[Start of section]

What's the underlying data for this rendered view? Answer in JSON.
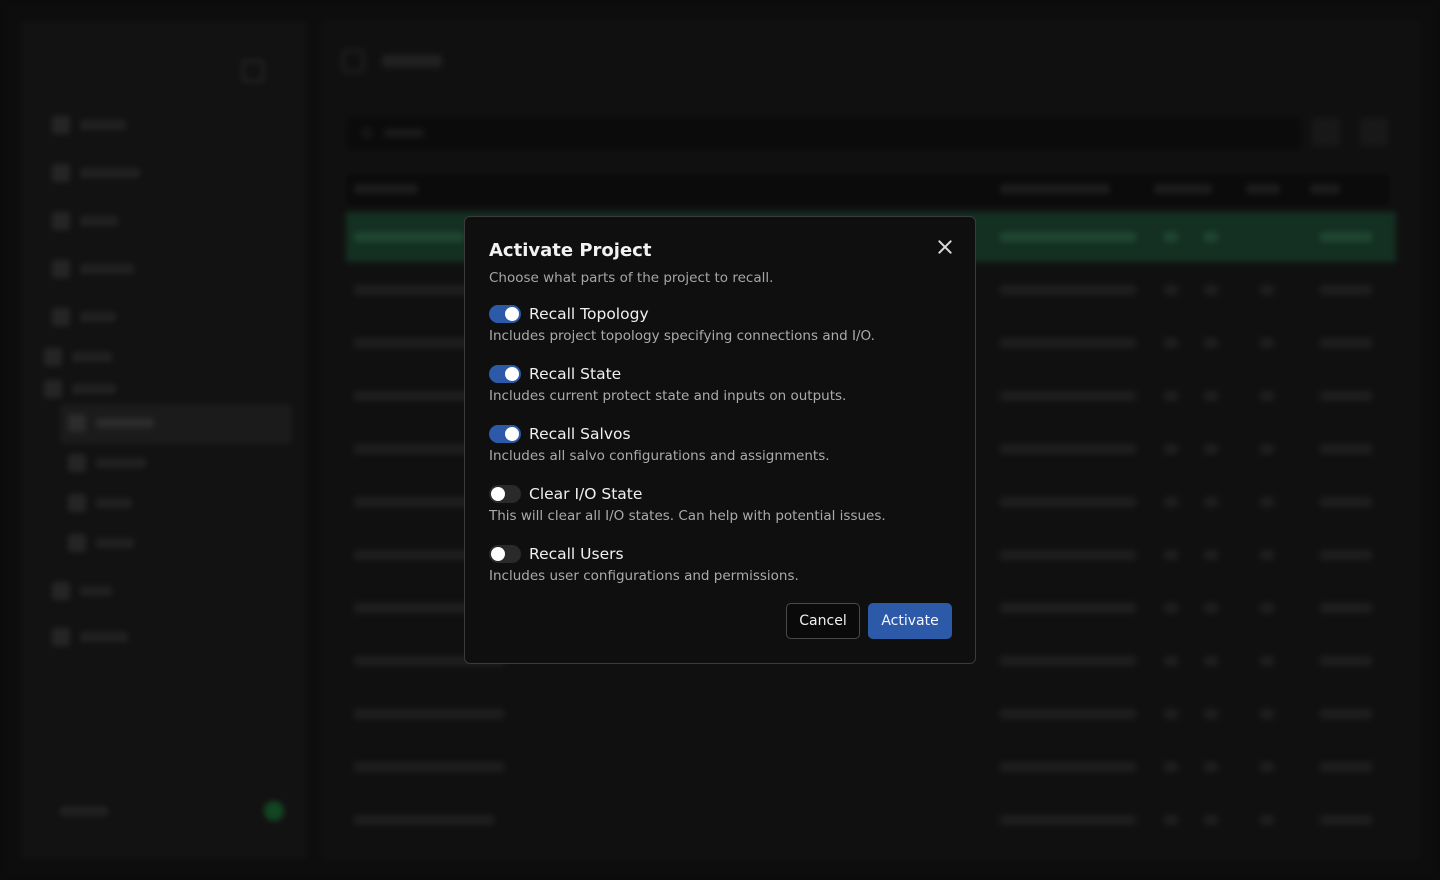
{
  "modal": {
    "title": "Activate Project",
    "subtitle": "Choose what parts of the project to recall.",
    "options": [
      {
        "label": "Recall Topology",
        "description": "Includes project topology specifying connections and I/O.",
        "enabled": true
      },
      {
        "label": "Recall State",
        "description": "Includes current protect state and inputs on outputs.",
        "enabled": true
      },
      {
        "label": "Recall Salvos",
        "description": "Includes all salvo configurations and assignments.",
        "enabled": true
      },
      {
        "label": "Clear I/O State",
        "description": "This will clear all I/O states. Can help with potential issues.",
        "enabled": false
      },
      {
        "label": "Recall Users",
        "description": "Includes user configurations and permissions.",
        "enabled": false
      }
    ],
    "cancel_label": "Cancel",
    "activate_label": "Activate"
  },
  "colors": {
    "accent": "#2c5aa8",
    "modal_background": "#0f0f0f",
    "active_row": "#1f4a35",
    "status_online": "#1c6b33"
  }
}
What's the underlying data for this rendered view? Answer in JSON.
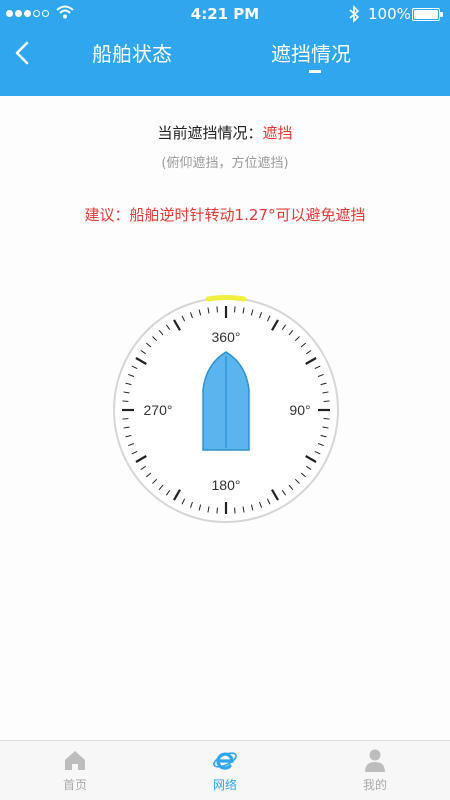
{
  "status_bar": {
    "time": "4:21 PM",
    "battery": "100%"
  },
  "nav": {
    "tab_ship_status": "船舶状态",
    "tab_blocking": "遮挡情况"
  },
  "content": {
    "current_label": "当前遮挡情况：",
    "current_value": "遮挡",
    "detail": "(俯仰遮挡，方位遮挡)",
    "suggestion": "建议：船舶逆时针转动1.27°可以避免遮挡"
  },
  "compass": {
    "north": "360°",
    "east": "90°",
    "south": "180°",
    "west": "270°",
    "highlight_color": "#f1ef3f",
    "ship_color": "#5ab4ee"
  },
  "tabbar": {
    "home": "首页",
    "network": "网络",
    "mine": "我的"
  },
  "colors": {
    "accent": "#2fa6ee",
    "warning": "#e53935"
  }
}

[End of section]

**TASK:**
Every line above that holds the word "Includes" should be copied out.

**THE ANSWER:**
        "description": "Includes project topology specifying connections and I/O.",
        "description": "Includes current protect state and inputs on outputs.",
        "description": "Includes all salvo configurations and assignments.",
        "description": "Includes user configurations and permissions.",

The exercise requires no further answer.